Traffic to the new social network has slowed, but a pattern seen in finance, politics, and medicine gives the Google site reason to hope
Tech blogs are buzzing today about a Bloomberg report showing a small decline in Google+'s traffic last week, with 3 percent fewer visitors and average time spent on the site down by 10 percent.
We should be cautious in thinking that this is the beginning of the end for Google+. There are essentially two paths Google+ could be on: a downward spin leading to Google's dustbin or a happier trajectory called the j-curve. Based on the most recent numbers, it's impossible to know which is the case.
The j-curve is exactly what it sounds like -- a curve shaped like a "j," meaning that it starts moderately high, drops down into a valley, and eventually recovers and surpasses its initial high point.
In medicine, a j-curve has been observed in the relationship between blood pressure and heart attacks, where high blood pressure results in an increased risk of heart attacks, but so does very low blood pressure (though not to the same extent -- hence the "j" and not "u" shape). Somewhere in between lies a blood pressure associated with lower risk.

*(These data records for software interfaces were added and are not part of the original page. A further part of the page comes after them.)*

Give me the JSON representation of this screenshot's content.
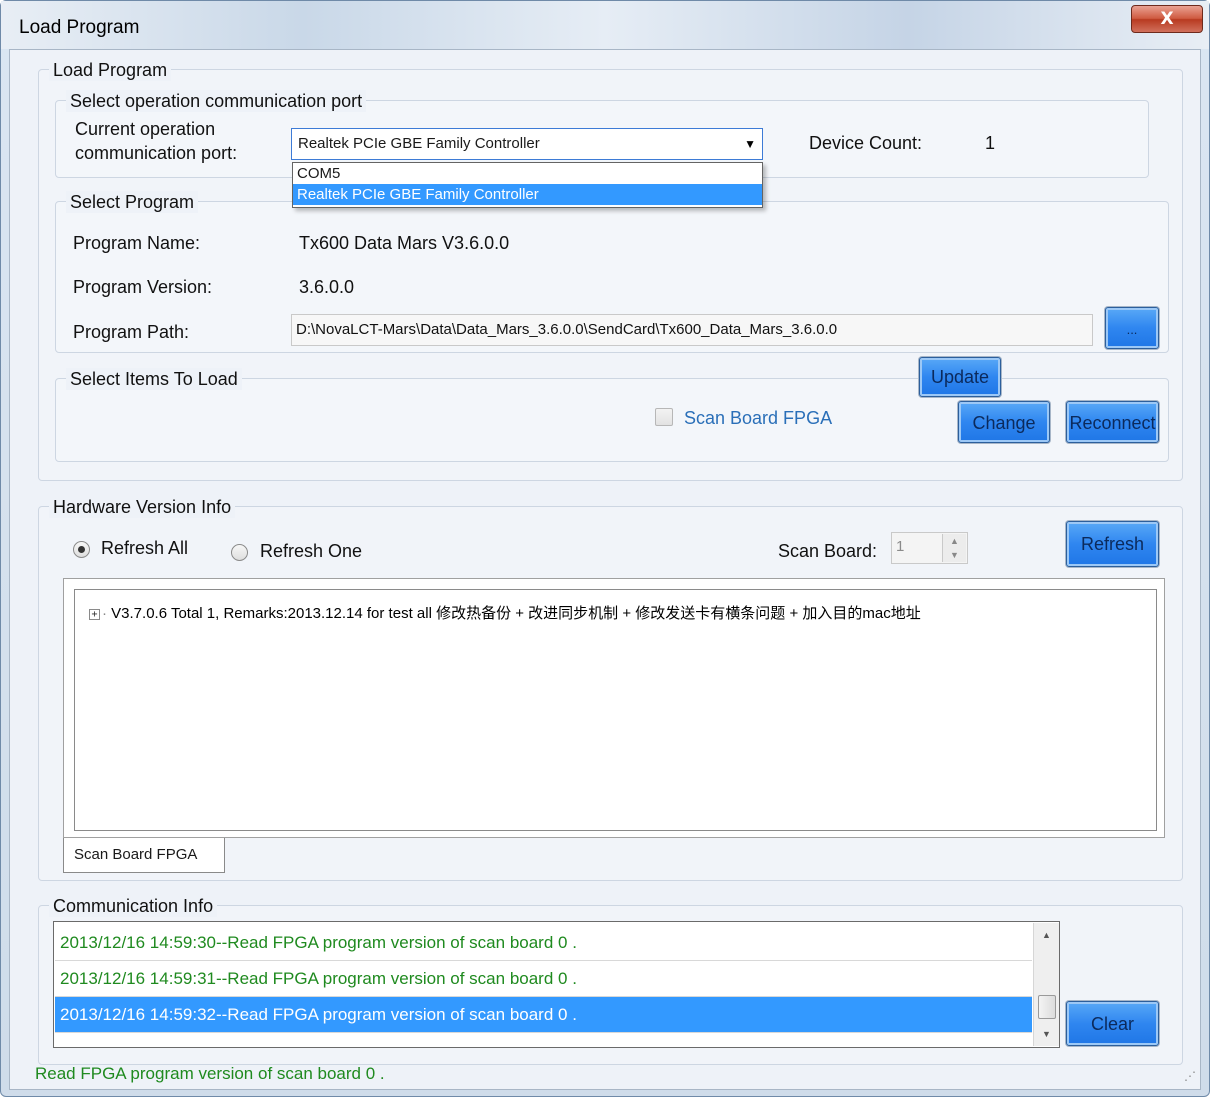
{
  "window": {
    "title": "Load Program",
    "close_glyph": "X"
  },
  "load_program": {
    "group_title": "Load Program",
    "port": {
      "group_title": "Select operation communication port",
      "label_line1": "Current operation",
      "label_line2": "communication port:",
      "selected": "Realtek PCIe GBE Family Controller",
      "options": [
        "COM5",
        "Realtek PCIe GBE Family Controller"
      ],
      "device_count_label": "Device Count:",
      "device_count_value": "1"
    },
    "program": {
      "group_title": "Select Program",
      "name_label": "Program Name:",
      "name_value": "Tx600  Data  Mars  V3.6.0.0",
      "version_label": "Program Version:",
      "version_value": "3.6.0.0",
      "path_label": "Program Path:",
      "path_value": "D:\\NovaLCT-Mars\\Data\\Data_Mars_3.6.0.0\\SendCard\\Tx600_Data_Mars_3.6.0.0",
      "browse_label": "..."
    },
    "items": {
      "group_title": "Select Items To Load",
      "scan_board_fpga_label": "Scan Board FPGA",
      "scan_board_fpga_checked": false
    },
    "buttons": {
      "update": "Update",
      "change": "Change",
      "reconnect": "Reconnect"
    }
  },
  "hardware": {
    "group_title": "Hardware Version Info",
    "refresh_all_label": "Refresh All",
    "refresh_one_label": "Refresh One",
    "selected_mode": "Refresh All",
    "scan_board_label": "Scan Board:",
    "scan_board_value": "1",
    "refresh_button": "Refresh",
    "tree_rows": [
      {
        "expander": "+",
        "text": "V3.7.0.6 Total 1, Remarks:2013.12.14 for test all 修改热备份 + 改进同步机制 + 修改发送卡有横条问题 + 加入目的mac地址"
      }
    ],
    "tab_label": "Scan Board FPGA"
  },
  "communication": {
    "group_title": "Communication Info",
    "log": [
      "2013/12/16 14:59:30--Read FPGA program version of scan board 0 .",
      "2013/12/16 14:59:31--Read FPGA program version of scan board 0 .",
      "2013/12/16 14:59:32--Read FPGA program version of scan board 0 ."
    ],
    "selected_index": 2,
    "clear_button": "Clear"
  },
  "status_bar": {
    "text": "Read FPGA program version of scan board 0 ."
  },
  "colors": {
    "accent_button": "#2f86f0",
    "selection": "#3399ff",
    "log_text": "#1f8a1f"
  }
}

The j-curve is also a pattern in business, illustrating a common trajectory for the profits of investments in private equity funds. Initially, fees are high and funds see a decline in value, but as the portfolio matures and bad investments are written down, returns increase and eventually turn to profits.
Technological adoption is often described as a bell curve -- slow initial growth, sudden and rapid increase, a leveling off, and an eventual decline. Today's report from Bloomberg shows that Google+ isn't following that pattern. But we shouldn't expect it to. Unlike Facebook or Twitter, which grew slowly and organically, Google+ received a major initial boost from its Google branding and integration with Gmail. The past week's drop-off is just the end of that boost, and tells us little about whether Google+ will someday find itself on the path of the common bell curve or soon go the way of Buzz and Wave.
Images: 1. Brass Monki; 2. Wikimedia Commons.